There have been several federal circuit decisions post-Alice, most notable Ultramerical Inc., v. Hulu LLC, and DDR Holdings LLC v. Hotels.com.
Ultramercial’s patent involved a method for distributing copyrighted content on the condition that the user watched an ad. It was found in November 2014 that the claims asserted by Ultramercial were ineligible for a patent. The company filed for en banc review in January 2015.
A decision issued in December 2014, in DDR Holdings LLC. v. Hotels.com gives some guidance as to how a patent directed to purely computer-implemented subject matter can survive post-Alice. DDR’s patent was directed to a method of providing different digital storefronts within one website. The court said this was a uniquely technical problem and hence did not preempt any longstanding real-world analogue.
These two decisions seem to have the best chance for a Supreme Court challenge.
Many of these companies will use trade secret and copyright to protect their inventions, which are strategies that have received some negative consequences.
Copyright can be used to protect software, but to get copyright protection, a copy of the code must be sent to the Library of Congress, which means it could be copied, creating unwanted exposure.
More likely, companies will protect their inventions as a trade secret, which can also be burdensome because it’s difficult to maintain the secrecy of each step. It also puts companies at risk when those products are sent to market because the function code may be copied.
Why is the court taking this approach?
The Court is trying to prevent patents on what are considered abstract ideas, from preempting the use of those ideas by the public.
For instance, if the court allowed a patent on the human gene, that would preempt someone from studying that gene.

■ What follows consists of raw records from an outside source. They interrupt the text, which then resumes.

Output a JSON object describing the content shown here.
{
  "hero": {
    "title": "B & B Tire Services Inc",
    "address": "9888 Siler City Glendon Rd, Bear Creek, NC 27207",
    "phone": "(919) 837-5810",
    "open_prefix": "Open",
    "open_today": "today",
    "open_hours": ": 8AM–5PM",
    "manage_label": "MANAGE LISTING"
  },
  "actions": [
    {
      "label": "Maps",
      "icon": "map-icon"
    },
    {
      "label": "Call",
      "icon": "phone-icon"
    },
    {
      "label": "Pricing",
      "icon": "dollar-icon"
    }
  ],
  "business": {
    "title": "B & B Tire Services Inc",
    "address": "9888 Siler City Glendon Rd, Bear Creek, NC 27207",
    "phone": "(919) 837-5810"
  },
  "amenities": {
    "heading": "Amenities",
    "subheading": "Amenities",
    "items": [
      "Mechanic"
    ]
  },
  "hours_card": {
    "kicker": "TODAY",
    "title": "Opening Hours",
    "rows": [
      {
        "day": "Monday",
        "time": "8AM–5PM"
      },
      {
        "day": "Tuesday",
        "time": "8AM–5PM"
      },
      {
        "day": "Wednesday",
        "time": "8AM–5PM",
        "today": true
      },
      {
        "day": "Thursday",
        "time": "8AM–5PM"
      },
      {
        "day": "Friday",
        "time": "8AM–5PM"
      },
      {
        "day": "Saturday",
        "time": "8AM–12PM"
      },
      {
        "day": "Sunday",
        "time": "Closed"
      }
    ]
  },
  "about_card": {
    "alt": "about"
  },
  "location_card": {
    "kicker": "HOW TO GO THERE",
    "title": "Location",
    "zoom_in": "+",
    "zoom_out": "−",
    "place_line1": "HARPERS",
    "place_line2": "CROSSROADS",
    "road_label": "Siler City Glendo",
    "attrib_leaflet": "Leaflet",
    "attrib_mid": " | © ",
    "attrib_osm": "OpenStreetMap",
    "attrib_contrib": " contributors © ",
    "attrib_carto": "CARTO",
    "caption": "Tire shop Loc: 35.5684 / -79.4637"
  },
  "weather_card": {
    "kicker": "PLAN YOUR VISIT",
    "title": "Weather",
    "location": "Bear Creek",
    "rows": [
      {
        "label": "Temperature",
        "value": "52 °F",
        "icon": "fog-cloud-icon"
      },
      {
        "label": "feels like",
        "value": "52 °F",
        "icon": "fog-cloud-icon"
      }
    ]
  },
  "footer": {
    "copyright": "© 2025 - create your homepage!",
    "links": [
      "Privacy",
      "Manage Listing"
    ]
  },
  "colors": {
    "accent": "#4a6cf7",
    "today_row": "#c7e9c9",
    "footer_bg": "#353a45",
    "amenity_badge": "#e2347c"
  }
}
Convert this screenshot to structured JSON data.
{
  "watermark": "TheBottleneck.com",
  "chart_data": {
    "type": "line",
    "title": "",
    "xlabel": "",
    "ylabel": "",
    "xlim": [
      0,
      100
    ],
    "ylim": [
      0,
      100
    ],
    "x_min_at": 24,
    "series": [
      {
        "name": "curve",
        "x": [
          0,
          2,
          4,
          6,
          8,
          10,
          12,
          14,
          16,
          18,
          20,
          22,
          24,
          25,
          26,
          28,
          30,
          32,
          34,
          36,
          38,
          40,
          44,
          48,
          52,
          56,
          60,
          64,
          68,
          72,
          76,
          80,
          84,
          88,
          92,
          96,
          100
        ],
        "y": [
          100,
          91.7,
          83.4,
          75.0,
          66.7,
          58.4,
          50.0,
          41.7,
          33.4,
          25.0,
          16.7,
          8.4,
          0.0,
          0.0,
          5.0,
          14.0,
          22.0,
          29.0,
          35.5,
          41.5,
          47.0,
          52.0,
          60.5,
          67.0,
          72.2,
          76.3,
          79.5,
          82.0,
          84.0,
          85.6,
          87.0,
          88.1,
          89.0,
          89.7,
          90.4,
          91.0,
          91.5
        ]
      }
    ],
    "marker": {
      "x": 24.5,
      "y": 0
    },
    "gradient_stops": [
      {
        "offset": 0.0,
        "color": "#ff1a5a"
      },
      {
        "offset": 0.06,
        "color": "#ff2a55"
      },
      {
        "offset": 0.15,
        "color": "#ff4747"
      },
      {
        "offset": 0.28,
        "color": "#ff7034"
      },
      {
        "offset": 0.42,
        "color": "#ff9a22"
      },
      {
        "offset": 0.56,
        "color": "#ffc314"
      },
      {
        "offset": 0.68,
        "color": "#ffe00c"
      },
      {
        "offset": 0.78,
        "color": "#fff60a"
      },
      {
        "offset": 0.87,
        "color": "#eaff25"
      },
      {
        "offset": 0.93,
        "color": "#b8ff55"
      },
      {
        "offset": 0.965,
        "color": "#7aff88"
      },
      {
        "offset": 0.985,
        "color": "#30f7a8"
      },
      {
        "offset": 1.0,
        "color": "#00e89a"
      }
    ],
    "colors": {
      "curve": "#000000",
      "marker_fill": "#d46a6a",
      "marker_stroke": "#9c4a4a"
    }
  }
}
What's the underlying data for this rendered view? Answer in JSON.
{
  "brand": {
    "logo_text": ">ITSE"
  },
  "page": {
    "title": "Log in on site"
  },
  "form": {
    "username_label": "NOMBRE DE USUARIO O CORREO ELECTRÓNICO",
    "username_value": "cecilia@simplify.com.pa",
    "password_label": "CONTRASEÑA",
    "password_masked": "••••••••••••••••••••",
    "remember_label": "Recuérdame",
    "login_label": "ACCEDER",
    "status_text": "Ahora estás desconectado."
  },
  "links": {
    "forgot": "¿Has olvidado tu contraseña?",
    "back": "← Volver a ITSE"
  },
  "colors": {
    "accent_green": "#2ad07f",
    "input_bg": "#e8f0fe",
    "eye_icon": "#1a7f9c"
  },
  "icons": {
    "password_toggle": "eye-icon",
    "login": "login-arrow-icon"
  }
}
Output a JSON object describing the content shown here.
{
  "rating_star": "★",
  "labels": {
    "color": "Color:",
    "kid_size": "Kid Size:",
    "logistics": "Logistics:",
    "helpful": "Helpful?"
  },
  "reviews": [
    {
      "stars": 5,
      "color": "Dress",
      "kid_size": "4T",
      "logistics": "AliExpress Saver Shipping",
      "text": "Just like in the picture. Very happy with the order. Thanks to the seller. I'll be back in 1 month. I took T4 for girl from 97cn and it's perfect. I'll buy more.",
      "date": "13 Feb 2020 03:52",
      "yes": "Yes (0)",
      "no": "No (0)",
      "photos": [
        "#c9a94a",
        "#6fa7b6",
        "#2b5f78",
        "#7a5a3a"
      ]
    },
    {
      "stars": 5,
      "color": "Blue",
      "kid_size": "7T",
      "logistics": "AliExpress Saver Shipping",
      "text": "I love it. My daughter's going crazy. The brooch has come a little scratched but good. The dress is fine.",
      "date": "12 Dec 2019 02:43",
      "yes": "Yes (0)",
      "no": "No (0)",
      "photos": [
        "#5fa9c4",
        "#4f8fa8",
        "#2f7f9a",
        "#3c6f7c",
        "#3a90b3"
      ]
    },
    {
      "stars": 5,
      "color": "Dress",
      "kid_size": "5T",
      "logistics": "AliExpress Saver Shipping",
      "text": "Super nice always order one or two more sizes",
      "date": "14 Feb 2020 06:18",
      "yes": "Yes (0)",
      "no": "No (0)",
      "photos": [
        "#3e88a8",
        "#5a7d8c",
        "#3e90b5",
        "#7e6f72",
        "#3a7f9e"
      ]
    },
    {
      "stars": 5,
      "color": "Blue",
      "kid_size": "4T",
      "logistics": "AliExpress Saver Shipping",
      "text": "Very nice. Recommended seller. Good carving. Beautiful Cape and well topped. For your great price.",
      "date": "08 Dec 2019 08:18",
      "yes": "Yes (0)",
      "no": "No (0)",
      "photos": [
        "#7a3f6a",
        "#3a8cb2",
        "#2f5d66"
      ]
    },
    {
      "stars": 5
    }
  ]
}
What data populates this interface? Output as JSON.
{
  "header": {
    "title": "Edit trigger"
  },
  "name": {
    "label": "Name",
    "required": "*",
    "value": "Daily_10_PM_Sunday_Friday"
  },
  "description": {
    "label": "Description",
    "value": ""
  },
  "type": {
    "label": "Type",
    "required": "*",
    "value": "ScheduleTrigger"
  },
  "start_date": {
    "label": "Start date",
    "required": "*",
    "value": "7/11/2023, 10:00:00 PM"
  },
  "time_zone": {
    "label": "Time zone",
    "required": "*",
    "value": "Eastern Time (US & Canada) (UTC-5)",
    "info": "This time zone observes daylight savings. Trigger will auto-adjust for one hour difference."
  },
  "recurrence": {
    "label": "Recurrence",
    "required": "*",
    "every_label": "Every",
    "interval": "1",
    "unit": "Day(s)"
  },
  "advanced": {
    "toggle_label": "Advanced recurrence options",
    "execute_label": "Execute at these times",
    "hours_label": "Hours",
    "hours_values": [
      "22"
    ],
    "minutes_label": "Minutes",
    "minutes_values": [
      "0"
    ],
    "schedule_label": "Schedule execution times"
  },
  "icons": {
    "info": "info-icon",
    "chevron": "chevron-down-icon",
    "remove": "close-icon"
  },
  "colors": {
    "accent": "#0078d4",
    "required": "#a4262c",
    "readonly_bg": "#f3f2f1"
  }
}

The problem, however, is that the court gives little guidance on what “abstract idea” means.
How can companies protect their products?
Most of the software that’s being invented is going to affect something in the real world – it’s just a matter of making that clear in the patent application.
Based on rejections being issued by USPTO, claims of pending or new applications must be drafted in a way that shows:
- an improvement to an existing technological process
- that it uses an output to affect a tangible object
- that it links the idea to a particular technological environment with some form of meaningful limitation
The Court is showing that it equates “technology” with “physical.”
Any claims to an “abstract idea” will be deemed patent-eligible only if they claim tangible, physical results or have an impact on the real world.
Most recently, guidelines issued by the USPTO in December 2014 have offered some better insight into how examiners will be analyzing applications.
Should companies with existing patents be concerned?
Software remains eligible under the Alice decision. But the manner in which it is described, and the field in which it is implemented, will limit the scope of protection available.
Companies negotiating a license agreement should take precautions that licensees don’t sue for declaratory judgment of invalidity. But the bigger concern is asserting patent protection against infringers.
Contact a patent attorney is there’s a chance patent rights could be lost because of this recent judgment. He or she may be able to help rewrite the patent claims by way of a reissue patent.
Christian Drago is Counsel and Brad Pulfer is a Law Clerk at Fay Sharpe LLP. If you have questions about your software patent, or are looking to apply for one, contact Christian at email@example.com.